“Nothing makes me happier than seeing someone I have mentored be successful,” she says. “Watching a trainee heading into the finish line — no matter what the finish line is — is incredibly rewarding. When they have been working hard, overcoming obstacles and revising versions, it is incredible to see them reach the goal.”


4. Over time, Dusing’s definition of success in research has changed.

“Fifteen years ago, I would have said having funding, publishing, etc., but now success is moving the research into practice,” Dusing says. “It is implementing the evidence from a clinical trial to make an effective intervention the standard of care.

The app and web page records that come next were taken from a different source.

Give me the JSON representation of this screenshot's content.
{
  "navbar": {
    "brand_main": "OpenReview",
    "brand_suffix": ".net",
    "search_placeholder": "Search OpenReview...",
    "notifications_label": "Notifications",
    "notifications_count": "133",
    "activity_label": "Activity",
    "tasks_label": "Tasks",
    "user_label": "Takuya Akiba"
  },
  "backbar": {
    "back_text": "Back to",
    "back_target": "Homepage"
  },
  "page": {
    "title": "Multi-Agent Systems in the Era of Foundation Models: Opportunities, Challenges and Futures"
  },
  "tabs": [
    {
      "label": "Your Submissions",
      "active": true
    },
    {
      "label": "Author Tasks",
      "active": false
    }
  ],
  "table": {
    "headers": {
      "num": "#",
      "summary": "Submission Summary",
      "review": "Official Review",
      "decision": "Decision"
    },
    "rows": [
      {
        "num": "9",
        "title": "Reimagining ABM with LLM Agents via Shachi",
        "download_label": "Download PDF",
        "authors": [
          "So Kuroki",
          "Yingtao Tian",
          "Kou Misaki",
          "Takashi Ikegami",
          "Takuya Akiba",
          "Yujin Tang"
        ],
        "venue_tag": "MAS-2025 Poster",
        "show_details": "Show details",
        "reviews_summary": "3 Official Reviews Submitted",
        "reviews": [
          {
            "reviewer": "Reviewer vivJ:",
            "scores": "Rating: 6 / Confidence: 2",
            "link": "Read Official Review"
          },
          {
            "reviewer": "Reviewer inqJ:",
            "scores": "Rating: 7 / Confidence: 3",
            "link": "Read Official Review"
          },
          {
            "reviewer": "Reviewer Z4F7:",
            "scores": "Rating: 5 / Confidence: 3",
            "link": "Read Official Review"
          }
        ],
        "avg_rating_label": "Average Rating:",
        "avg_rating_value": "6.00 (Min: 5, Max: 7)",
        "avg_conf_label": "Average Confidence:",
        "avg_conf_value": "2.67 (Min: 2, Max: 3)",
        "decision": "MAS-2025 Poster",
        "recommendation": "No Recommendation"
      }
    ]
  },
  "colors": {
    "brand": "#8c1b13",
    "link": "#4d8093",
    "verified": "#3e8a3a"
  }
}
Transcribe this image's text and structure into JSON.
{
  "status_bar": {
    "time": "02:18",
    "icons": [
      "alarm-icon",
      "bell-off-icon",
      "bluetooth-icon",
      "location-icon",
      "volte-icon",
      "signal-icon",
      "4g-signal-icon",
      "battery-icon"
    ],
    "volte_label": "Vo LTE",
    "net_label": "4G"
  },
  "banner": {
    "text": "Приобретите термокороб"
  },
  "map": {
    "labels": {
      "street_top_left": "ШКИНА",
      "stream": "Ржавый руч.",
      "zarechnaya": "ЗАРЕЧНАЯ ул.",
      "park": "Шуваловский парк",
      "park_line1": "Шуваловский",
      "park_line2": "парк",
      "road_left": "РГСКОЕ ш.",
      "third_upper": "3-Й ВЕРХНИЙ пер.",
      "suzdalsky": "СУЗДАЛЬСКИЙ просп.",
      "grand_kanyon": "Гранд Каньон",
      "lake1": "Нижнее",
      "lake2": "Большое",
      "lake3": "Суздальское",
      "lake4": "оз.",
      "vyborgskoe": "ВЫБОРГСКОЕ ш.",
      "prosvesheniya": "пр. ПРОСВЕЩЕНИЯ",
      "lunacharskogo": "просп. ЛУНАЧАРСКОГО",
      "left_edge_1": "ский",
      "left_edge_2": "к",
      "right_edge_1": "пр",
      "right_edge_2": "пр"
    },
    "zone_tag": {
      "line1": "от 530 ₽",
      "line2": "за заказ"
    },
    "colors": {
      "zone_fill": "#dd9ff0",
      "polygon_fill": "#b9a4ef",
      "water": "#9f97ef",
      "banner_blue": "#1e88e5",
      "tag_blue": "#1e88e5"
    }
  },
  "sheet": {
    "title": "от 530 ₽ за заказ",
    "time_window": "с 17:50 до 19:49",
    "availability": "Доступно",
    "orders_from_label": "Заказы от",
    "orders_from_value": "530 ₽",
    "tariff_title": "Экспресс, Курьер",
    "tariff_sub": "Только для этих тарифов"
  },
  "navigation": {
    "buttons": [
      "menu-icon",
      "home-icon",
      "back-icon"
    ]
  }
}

This means policy change, advocacy and training others in addition to generating new knowledge.”


5. Outside of the lab, Dusing likes to stay active with her family.

“I enjoy biking with my husband, hiking with my dogs, swimming with my 16-year-old daughter and scuba diving with my 18-year-old son,” she says. “I am also an avid reader/listener to books and have an active book club I started as soon as I moved here.”


Bonus: Dusing has some words of advice for DPT students.

“Find your area of practice and excel at it,” she says. “And if you ask more questions about why you use a certain treatment or assessment than your patients, consider getting involved in research.”


To learn more about ongoing research at the Motor Development Lab, read the 2022 MDL Newsletter or follow @motordevlab on Twitter and Instagram.